Description of the task:
Are you able to quote each entry exactly as written?

Records supplied:
* * *

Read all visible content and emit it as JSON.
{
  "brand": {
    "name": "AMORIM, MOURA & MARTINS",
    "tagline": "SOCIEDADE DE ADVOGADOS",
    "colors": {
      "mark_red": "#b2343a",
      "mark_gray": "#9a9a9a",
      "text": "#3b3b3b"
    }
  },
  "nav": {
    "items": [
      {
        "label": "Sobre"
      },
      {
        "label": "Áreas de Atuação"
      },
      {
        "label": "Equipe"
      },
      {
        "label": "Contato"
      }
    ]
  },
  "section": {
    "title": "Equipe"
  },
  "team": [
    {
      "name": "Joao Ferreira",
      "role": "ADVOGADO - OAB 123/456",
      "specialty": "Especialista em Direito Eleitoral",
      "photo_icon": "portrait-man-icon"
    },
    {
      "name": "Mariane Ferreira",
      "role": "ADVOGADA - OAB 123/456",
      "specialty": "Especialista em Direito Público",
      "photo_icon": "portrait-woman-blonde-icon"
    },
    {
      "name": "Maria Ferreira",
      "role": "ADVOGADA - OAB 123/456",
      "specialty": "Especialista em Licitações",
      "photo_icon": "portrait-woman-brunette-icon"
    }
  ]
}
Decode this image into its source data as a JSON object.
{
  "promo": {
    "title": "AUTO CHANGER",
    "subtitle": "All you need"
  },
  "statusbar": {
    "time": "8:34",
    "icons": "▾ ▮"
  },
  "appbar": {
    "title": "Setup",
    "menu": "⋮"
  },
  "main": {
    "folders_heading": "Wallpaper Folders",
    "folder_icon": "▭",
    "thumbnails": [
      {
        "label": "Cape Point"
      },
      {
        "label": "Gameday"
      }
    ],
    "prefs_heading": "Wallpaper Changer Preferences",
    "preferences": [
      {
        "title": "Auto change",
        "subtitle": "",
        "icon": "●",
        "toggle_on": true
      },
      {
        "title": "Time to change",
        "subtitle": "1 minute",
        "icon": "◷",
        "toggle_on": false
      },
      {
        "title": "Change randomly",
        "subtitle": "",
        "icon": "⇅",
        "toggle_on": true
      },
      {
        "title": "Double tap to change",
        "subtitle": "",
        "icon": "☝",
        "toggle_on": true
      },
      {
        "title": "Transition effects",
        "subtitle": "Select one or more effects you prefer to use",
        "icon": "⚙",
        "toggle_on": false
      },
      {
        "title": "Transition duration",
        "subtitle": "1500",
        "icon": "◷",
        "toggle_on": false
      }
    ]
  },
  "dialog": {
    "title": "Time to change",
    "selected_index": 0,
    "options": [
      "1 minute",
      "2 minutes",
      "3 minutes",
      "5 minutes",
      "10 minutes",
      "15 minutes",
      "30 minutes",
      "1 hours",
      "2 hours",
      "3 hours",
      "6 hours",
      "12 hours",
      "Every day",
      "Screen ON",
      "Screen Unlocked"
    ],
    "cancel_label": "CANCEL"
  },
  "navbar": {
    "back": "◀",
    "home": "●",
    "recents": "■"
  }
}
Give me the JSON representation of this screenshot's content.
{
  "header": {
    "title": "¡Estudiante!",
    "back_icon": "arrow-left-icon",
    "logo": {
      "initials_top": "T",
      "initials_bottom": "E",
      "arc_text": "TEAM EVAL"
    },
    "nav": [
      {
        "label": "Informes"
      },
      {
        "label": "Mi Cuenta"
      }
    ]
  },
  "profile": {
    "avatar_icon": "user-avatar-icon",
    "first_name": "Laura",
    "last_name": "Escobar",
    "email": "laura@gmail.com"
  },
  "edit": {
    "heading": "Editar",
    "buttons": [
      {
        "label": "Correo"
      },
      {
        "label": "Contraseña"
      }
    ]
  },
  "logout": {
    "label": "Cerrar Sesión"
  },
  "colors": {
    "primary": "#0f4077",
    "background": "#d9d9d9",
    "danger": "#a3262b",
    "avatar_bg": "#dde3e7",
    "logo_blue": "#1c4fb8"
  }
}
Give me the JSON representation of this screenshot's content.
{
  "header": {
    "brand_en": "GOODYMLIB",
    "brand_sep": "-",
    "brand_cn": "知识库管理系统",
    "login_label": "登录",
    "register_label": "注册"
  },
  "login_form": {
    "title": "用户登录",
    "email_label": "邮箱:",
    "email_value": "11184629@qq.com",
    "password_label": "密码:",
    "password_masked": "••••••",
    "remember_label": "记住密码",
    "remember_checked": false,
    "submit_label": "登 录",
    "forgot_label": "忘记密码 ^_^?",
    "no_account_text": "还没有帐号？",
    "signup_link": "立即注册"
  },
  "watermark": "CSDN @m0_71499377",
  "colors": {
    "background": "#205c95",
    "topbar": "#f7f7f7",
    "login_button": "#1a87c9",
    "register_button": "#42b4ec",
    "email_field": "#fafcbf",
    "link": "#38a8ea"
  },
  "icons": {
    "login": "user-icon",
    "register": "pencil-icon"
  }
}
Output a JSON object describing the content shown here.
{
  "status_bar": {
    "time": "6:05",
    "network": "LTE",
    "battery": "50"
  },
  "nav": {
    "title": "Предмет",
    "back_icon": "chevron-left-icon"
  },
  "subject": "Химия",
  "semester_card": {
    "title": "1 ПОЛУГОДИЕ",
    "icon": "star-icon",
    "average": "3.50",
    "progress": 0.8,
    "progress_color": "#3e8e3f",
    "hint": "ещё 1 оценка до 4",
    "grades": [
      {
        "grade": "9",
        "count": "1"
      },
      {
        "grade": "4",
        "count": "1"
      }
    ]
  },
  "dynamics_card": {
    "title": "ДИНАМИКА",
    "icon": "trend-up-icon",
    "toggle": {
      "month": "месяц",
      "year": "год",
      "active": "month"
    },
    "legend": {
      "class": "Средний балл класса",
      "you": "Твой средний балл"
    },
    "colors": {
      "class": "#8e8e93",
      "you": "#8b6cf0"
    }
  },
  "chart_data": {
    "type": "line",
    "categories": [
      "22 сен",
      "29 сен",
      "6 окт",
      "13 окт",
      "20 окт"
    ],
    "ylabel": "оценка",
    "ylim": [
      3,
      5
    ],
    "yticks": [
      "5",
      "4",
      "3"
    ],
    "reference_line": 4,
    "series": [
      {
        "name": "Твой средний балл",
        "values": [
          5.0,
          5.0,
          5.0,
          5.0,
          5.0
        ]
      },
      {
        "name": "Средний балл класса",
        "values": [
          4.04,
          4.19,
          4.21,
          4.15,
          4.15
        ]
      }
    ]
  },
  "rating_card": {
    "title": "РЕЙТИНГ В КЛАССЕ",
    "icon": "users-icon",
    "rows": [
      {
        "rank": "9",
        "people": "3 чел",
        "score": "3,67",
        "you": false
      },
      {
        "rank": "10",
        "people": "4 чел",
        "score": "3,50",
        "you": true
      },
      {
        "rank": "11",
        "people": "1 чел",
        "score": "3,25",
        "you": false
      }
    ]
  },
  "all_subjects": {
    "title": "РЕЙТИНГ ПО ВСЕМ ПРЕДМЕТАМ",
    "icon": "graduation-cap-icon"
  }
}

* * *

Answer space:
Read all visible content and emit it as JSON.
{
  "brand": {
    "name": "AMORIM, MOURA & MARTINS",
    "tagline": "SOCIEDADE DE ADVOGADOS",
    "colors": {
      "mark_red": "#b2343a",
      "mark_gray": "#9a9a9a",
      "text": "#3b3b3b"
    }
  },
  "nav": {
    "items": [
      {
        "label": "Sobre"
      },
      {
        "label": "Áreas de Atuação"
      },
      {
        "label": "Equipe"
      },
      {
        "label": "Contato"
      }
    ]
  },
  "section": {
    "title": "Equipe"
  },
  "team": [
    {
      "name": "Joao Ferreira",
      "role": "ADVOGADO - OAB 123/456",
      "specialty": "Especialista em Direito Eleitoral",
      "photo_icon": "portrait-man-icon"
    },
    {
      "name": "Mariane Ferreira",
      "role": "ADVOGADA - OAB 123/456",
      "specialty": "Especialista em Direito Público",
      "photo_icon": "portrait-woman-blonde-icon"
    },
    {
      "name": "Maria Ferreira",
      "role": "ADVOGADA - OAB 123/456",
      "specialty": "Especialista em Licitações",
      "photo_icon": "portrait-woman-brunette-icon"
    }
  ]
}
Decode this image into its source data as a JSON object.
{
  "promo": {
    "title": "AUTO CHANGER",
    "subtitle": "All you need"
  },
  "statusbar": {
    "time": "8:34",
    "icons": "▾ ▮"
  },
  "appbar": {
    "title": "Setup",
    "menu": "⋮"
  },
  "main": {
    "folders_heading": "Wallpaper Folders",
    "folder_icon": "▭",
    "thumbnails": [
      {
        "label": "Cape Point"
      },
      {
        "label": "Gameday"
      }
    ],
    "prefs_heading": "Wallpaper Changer Preferences",
    "preferences": [
      {
        "title": "Auto change",
        "subtitle": "",
        "icon": "●",
        "toggle_on": true
      },
      {
        "title": "Time to change",
        "subtitle": "1 minute",
        "icon": "◷",
        "toggle_on": false
      },
      {
        "title": "Change randomly",
        "subtitle": "",
        "icon": "⇅",
        "toggle_on": true
      },
      {
        "title": "Double tap to change",
        "subtitle": "",
        "icon": "☝",
        "toggle_on": true
      },
      {
        "title": "Transition effects",
        "subtitle": "Select one or more effects you prefer to use",
        "icon": "⚙",
        "toggle_on": false
      },
      {
        "title": "Transition duration",
        "subtitle": "1500",
        "icon": "◷",
        "toggle_on": false
      }
    ]
  },
  "dialog": {
    "title": "Time to change",
    "selected_index": 0,
    "options": [
      "1 minute",
      "2 minutes",
      "3 minutes",
      "5 minutes",
      "10 minutes",
      "15 minutes",
      "30 minutes",
      "1 hours",
      "2 hours",
      "3 hours",
      "6 hours",
      "12 hours",
      "Every day",
      "Screen ON",
      "Screen Unlocked"
    ],
    "cancel_label": "CANCEL"
  },
  "navbar": {
    "back": "◀",
    "home": "●",
    "recents": "■"
  }
}
Give me the JSON representation of this screenshot's content.
{
  "header": {
    "title": "¡Estudiante!",
    "back_icon": "arrow-left-icon",
    "logo": {
      "initials_top": "T",
      "initials_bottom": "E",
      "arc_text": "TEAM EVAL"
    },
    "nav": [
      {
        "label": "Informes"
      },
      {
        "label": "Mi Cuenta"
      }
    ]
  },
  "profile": {
    "avatar_icon": "user-avatar-icon",
    "first_name": "Laura",
    "last_name": "Escobar",
    "email": "laura@gmail.com"
  },
  "edit": {
    "heading": "Editar",
    "buttons": [
      {
        "label": "Correo"
      },
      {
        "label": "Contraseña"
      }
    ]
  },
  "logout": {
    "label": "Cerrar Sesión"
  },
  "colors": {
    "primary": "#0f4077",
    "background": "#d9d9d9",
    "danger": "#a3262b",
    "avatar_bg": "#dde3e7",
    "logo_blue": "#1c4fb8"
  }
}
Give me the JSON representation of this screenshot's content.
{
  "header": {
    "brand_en": "GOODYMLIB",
    "brand_sep": "-",
    "brand_cn": "知识库管理系统",
    "login_label": "登录",
    "register_label": "注册"
  },
  "login_form": {
    "title": "用户登录",
    "email_label": "邮箱:",
    "email_value": "11184629@qq.com",
    "password_label": "密码:",
    "password_masked": "••••••",
    "remember_label": "记住密码",
    "remember_checked": false,
    "submit_label": "登 录",
    "forgot_label": "忘记密码 ^_^?",
    "no_account_text": "还没有帐号？",
    "signup_link": "立即注册"
  },
  "watermark": "CSDN @m0_71499377",
  "colors": {
    "background": "#205c95",
    "topbar": "#f7f7f7",
    "login_button": "#1a87c9",
    "register_button": "#42b4ec",
    "email_field": "#fafcbf",
    "link": "#38a8ea"
  },
  "icons": {
    "login": "user-icon",
    "register": "pencil-icon"
  }
}
Output a JSON object describing the content shown here.
{
  "status_bar": {
    "time": "6:05",
    "network": "LTE",
    "battery": "50"
  },
  "nav": {
    "title": "Предмет",
    "back_icon": "chevron-left-icon"
  },
  "subject": "Химия",
  "semester_card": {
    "title": "1 ПОЛУГОДИЕ",
    "icon": "star-icon",
    "average": "3.50",
    "progress": 0.8,
    "progress_color": "#3e8e3f",
    "hint": "ещё 1 оценка до 4",
    "grades": [
      {
        "grade": "9",
        "count": "1"
      },
      {
        "grade": "4",
        "count": "1"
      }
    ]
  },
  "dynamics_card": {
    "title": "ДИНАМИКА",
    "icon": "trend-up-icon",
    "toggle": {
      "month": "месяц",
      "year": "год",
      "active": "month"
    },
    "legend": {
      "class": "Средний балл класса",
      "you": "Твой средний балл"
    },
    "colors": {
      "class": "#8e8e93",
      "you": "#8b6cf0"
    }
  },
  "chart_data": {
    "type": "line",
    "categories": [
      "22 сен",
      "29 сен",
      "6 окт",
      "13 окт",
      "20 окт"
    ],
    "ylabel": "оценка",
    "ylim": [
      3,
      5
    ],
    "yticks": [
      "5",
      "4",
      "3"
    ],
    "reference_line": 4,
    "series": [
      {
        "name": "Твой средний балл",
        "values": [
          5.0,
          5.0,
          5.0,
          5.0,
          5.0
        ]
      },
      {
        "name": "Средний балл класса",
        "values": [
          4.04,
          4.19,
          4.21,
          4.15,
          4.15
        ]
      }
    ]
  },
  "rating_card": {
    "title": "РЕЙТИНГ В КЛАССЕ",
    "icon": "users-icon",
    "rows": [
      {
        "rank": "9",
        "people": "3 чел",
        "score": "3,67",
        "you": false
      },
      {
        "rank": "10",
        "people": "4 чел",
        "score": "3,50",
        "you": true
      },
      {
        "rank": "11",
        "people": "1 чел",
        "score": "3,25",
        "you": false
      }
    ]
  },
  "all_subjects": {
    "title": "РЕЙТИНГ ПО ВСЕМ ПРЕДМЕТАМ",
    "icon": "graduation-cap-icon"
  }
}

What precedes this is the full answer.